Honey Smoked Trout
I’ve always loved the salty-sweet flavors that you get from a 50/50 salt and sugar cure mixture. Add a little honey and black pepper and you have something that can be eaten straight out of the smoker with a glass of Semi-dry Riesling or Gewürztraminer. Smoked Trout: it’s a spread, it’s a filling, it’s a dip or better yet, a simple delicious snack all on its own.
- 3 whole trout heads removed, split and trimmed
- 4 tablespoons kosher salt
- 4 tablespoons granulated sugar
- 4 tablespoons honey
- 2 tablespoons pepper freshly ground
- Line a baking sheet with plastic wrap and place the filets skin side down.
- Mix the salt and sugar in a small bowl.

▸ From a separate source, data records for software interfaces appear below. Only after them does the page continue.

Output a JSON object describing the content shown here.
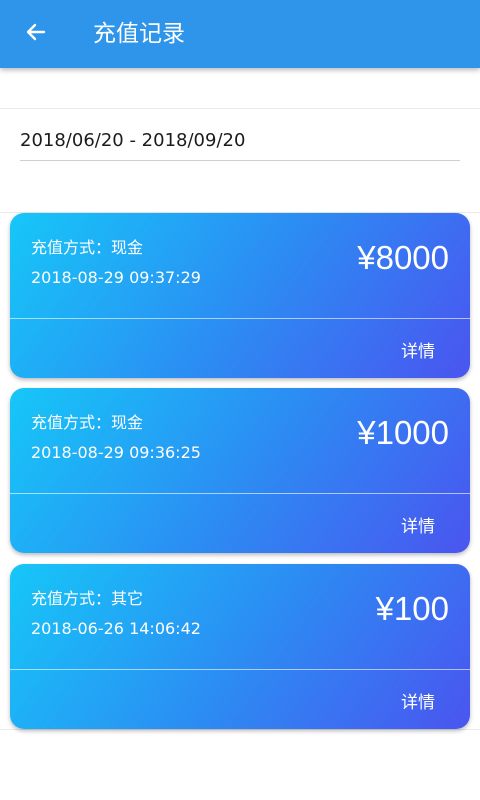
{
  "header": {
    "title": "充值记录",
    "back_icon": "arrow-left-icon"
  },
  "filter": {
    "date_range": "2018/06/20 - 2018/09/20"
  },
  "records": [
    {
      "method_label": "充值方式：现金",
      "time": "2018-08-29 09:37:29",
      "amount": "¥8000",
      "detail_label": "详情"
    },
    {
      "method_label": "充值方式：现金",
      "time": "2018-08-29 09:36:25",
      "amount": "¥1000",
      "detail_label": "详情"
    },
    {
      "method_label": "充值方式：其它",
      "time": "2018-06-26 14:06:42",
      "amount": "¥100",
      "detail_label": "详情"
    }
  ],
  "colors": {
    "header_bg": "#2f95ea",
    "card_gradient_start": "#16c7f8",
    "card_gradient_end": "#4a55f0"
  }
}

Sprinkle each filet on both sides liberally with about 11/2 tablespoons of the salt-sugar mixture, lighter at the tail as it’s thinner and cures quicker. Drizzle each filet with honey. Place in the refrigerator uncovered for 4 hours.

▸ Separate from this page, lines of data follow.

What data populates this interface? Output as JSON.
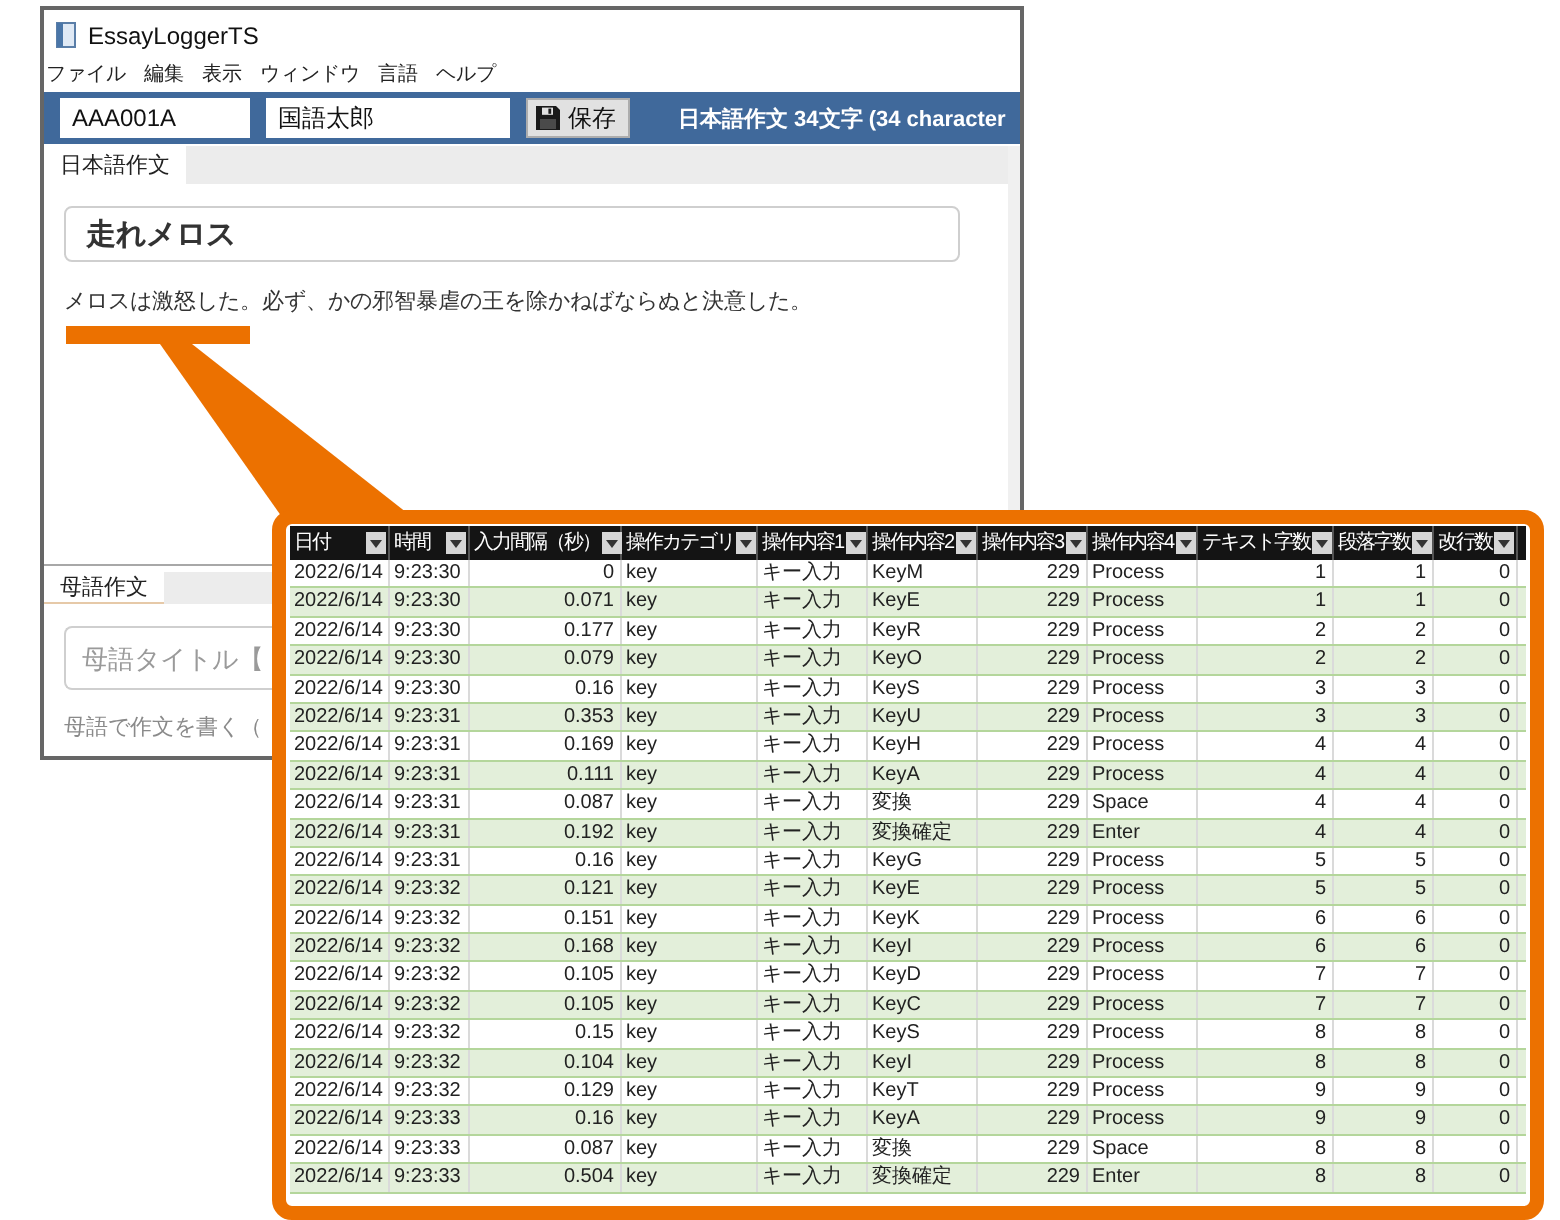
{
  "window": {
    "title": "EssayLoggerTS"
  },
  "menu": [
    "ファイル",
    "編集",
    "表示",
    "ウィンドウ",
    "言語",
    "ヘルプ"
  ],
  "toolbar": {
    "id_field": {
      "value": "AAA001A"
    },
    "name_field": {
      "value": "国語太郎"
    },
    "save_button": "保存",
    "status": "日本語作文 34文字 (34 character"
  },
  "japanese_pane": {
    "tabs": [
      {
        "label": "日本語作文",
        "selected": true
      }
    ],
    "title_field": {
      "value": "走れメロス"
    },
    "essay_field": {
      "value": "メロスは激怒した。必ず、かの邪智暴虐の王を除かねばならぬと決意した。"
    }
  },
  "native_pane": {
    "tabs": [
      {
        "label": "母語作文",
        "selected": true
      }
    ],
    "title_field": {
      "placeholder": "母語タイトル【"
    },
    "essay_field": {
      "placeholder": "母語で作文を書く（"
    }
  },
  "log_table": {
    "columns": [
      {
        "label": "日付",
        "kind": "text"
      },
      {
        "label": "時間",
        "kind": "text"
      },
      {
        "label": "入力間隔（秒）",
        "kind": "number"
      },
      {
        "label": "操作カテゴリ",
        "kind": "text"
      },
      {
        "label": "操作内容1",
        "kind": "text"
      },
      {
        "label": "操作内容2",
        "kind": "text"
      },
      {
        "label": "操作内容3",
        "kind": "number"
      },
      {
        "label": "操作内容4",
        "kind": "text"
      },
      {
        "label": "テキスト字数",
        "kind": "number"
      },
      {
        "label": "段落字数",
        "kind": "number"
      },
      {
        "label": "改行数",
        "kind": "number"
      }
    ],
    "rows": [
      [
        "2022/6/14",
        "9:23:30",
        "0",
        "key",
        "キー入力",
        "KeyM",
        "229",
        "Process",
        "1",
        "1",
        "0"
      ],
      [
        "2022/6/14",
        "9:23:30",
        "0.071",
        "key",
        "キー入力",
        "KeyE",
        "229",
        "Process",
        "1",
        "1",
        "0"
      ],
      [
        "2022/6/14",
        "9:23:30",
        "0.177",
        "key",
        "キー入力",
        "KeyR",
        "229",
        "Process",
        "2",
        "2",
        "0"
      ],
      [
        "2022/6/14",
        "9:23:30",
        "0.079",
        "key",
        "キー入力",
        "KeyO",
        "229",
        "Process",
        "2",
        "2",
        "0"
      ],
      [
        "2022/6/14",
        "9:23:30",
        "0.16",
        "key",
        "キー入力",
        "KeyS",
        "229",
        "Process",
        "3",
        "3",
        "0"
      ],
      [
        "2022/6/14",
        "9:23:31",
        "0.353",
        "key",
        "キー入力",
        "KeyU",
        "229",
        "Process",
        "3",
        "3",
        "0"
      ],
      [
        "2022/6/14",
        "9:23:31",
        "0.169",
        "key",
        "キー入力",
        "KeyH",
        "229",
        "Process",
        "4",
        "4",
        "0"
      ],
      [
        "2022/6/14",
        "9:23:31",
        "0.111",
        "key",
        "キー入力",
        "KeyA",
        "229",
        "Process",
        "4",
        "4",
        "0"
      ],
      [
        "2022/6/14",
        "9:23:31",
        "0.087",
        "key",
        "キー入力",
        "変換",
        "229",
        "Space",
        "4",
        "4",
        "0"
      ],
      [
        "2022/6/14",
        "9:23:31",
        "0.192",
        "key",
        "キー入力",
        "変換確定",
        "229",
        "Enter",
        "4",
        "4",
        "0"
      ],
      [
        "2022/6/14",
        "9:23:31",
        "0.16",
        "key",
        "キー入力",
        "KeyG",
        "229",
        "Process",
        "5",
        "5",
        "0"
      ],
      [
        "2022/6/14",
        "9:23:32",
        "0.121",
        "key",
        "キー入力",
        "KeyE",
        "229",
        "Process",
        "5",
        "5",
        "0"
      ],
      [
        "2022/6/14",
        "9:23:32",
        "0.151",
        "key",
        "キー入力",
        "KeyK",
        "229",
        "Process",
        "6",
        "6",
        "0"
      ],
      [
        "2022/6/14",
        "9:23:32",
        "0.168",
        "key",
        "キー入力",
        "KeyI",
        "229",
        "Process",
        "6",
        "6",
        "0"
      ],
      [
        "2022/6/14",
        "9:23:32",
        "0.105",
        "key",
        "キー入力",
        "KeyD",
        "229",
        "Process",
        "7",
        "7",
        "0"
      ],
      [
        "2022/6/14",
        "9:23:32",
        "0.105",
        "key",
        "キー入力",
        "KeyC",
        "229",
        "Process",
        "7",
        "7",
        "0"
      ],
      [
        "2022/6/14",
        "9:23:32",
        "0.15",
        "key",
        "キー入力",
        "KeyS",
        "229",
        "Process",
        "8",
        "8",
        "0"
      ],
      [
        "2022/6/14",
        "9:23:32",
        "0.104",
        "key",
        "キー入力",
        "KeyI",
        "229",
        "Process",
        "8",
        "8",
        "0"
      ],
      [
        "2022/6/14",
        "9:23:32",
        "0.129",
        "key",
        "キー入力",
        "KeyT",
        "229",
        "Process",
        "9",
        "9",
        "0"
      ],
      [
        "2022/6/14",
        "9:23:33",
        "0.16",
        "key",
        "キー入力",
        "KeyA",
        "229",
        "Process",
        "9",
        "9",
        "0"
      ],
      [
        "2022/6/14",
        "9:23:33",
        "0.087",
        "key",
        "キー入力",
        "変換",
        "229",
        "Space",
        "8",
        "8",
        "0"
      ],
      [
        "2022/6/14",
        "9:23:33",
        "0.504",
        "key",
        "キー入力",
        "変換確定",
        "229",
        "Enter",
        "8",
        "8",
        "0"
      ]
    ]
  }
}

- Remove from the refrigerator and lightly rinse the filets. Also rinse and line the baking sheet with fresh plastic wrap. Dry the filets with a paper towel and return to the tray skin side down.
- Grind fresh black pepper across each filet and press lightly. Refrigerate overnight.

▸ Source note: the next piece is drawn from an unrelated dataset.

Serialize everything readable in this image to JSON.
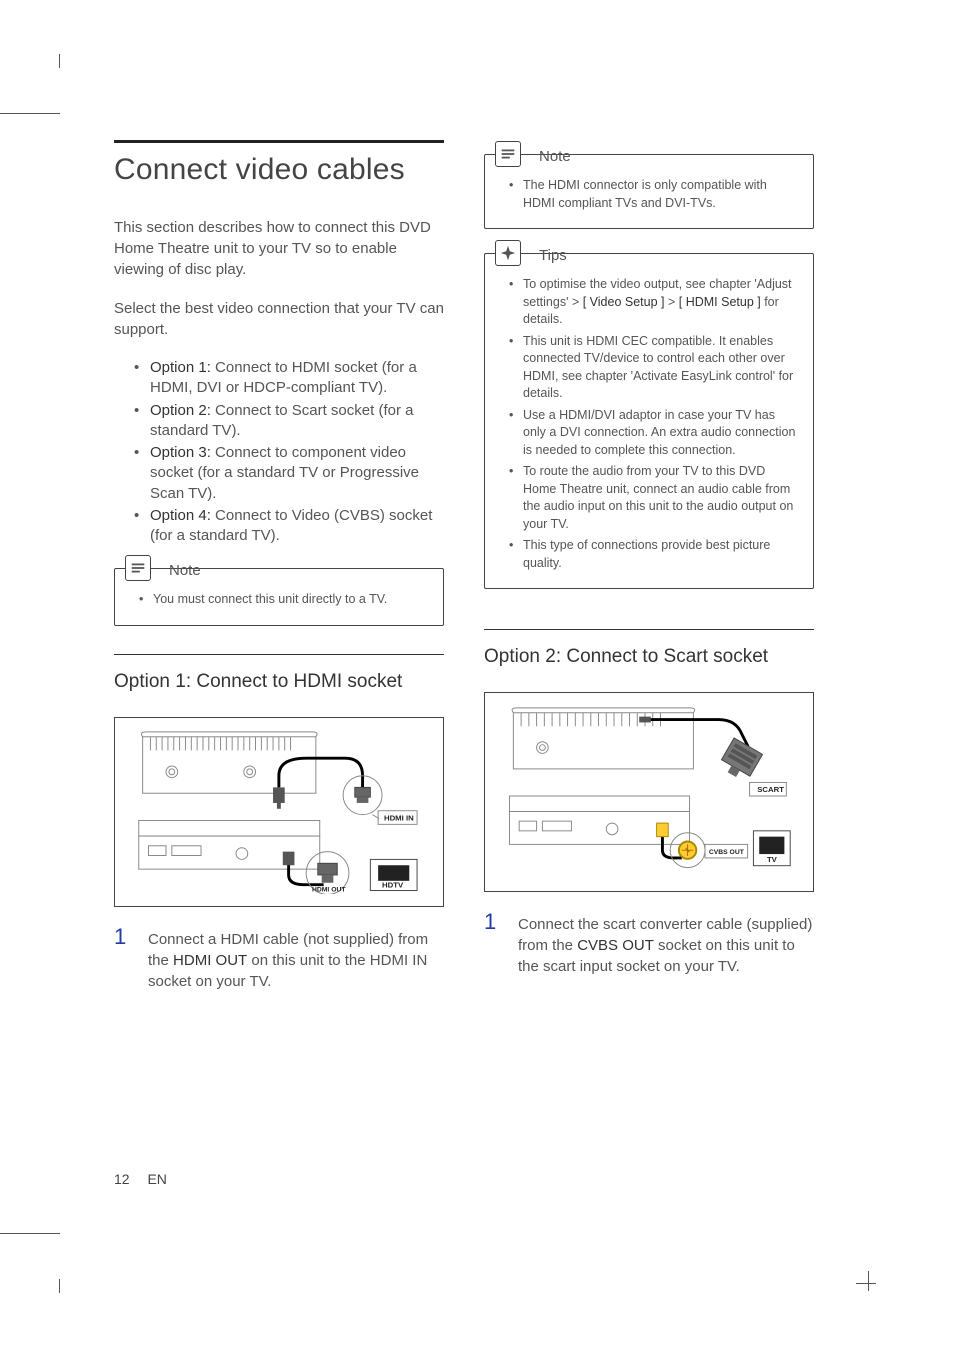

- Prepare the grill or smoker with a small amount of charcoal (10-12 briquettes). For slower smoking maintain 140º-160°—checking to add soaked chips or sawdust every 15 minutes to ensure adequate smoke. For hotter, shorter smoking maintain 180º-200°.
- Trout can be smoked 1 hour for a light smoke and up to 4 hours for a darker, heavier smoked flavor using wood such as apple, peach, grapevine, maple, cherry or hickory.
- The fish should reach 145° at the end of smoking. It should have a shiny, dark appearance and be firm to the touch.
Brud Holland is a graduate of the New England Culinary Institute and lives in Watkins Glen with his wife Shari and 3 kids. Having been part of the food and wine scene here in the Finger Lakes for 30+ years, he draws on experiences from a wide variety of culinary escapades that include bakery owner, restaurateur, food product developer, teacher and genuine promoter of all things grown and made in the Finger Lakes. This recipe is from our upcoming March/April 2015 issue, hitting newsstands soon! For another recipe from that issue, click here.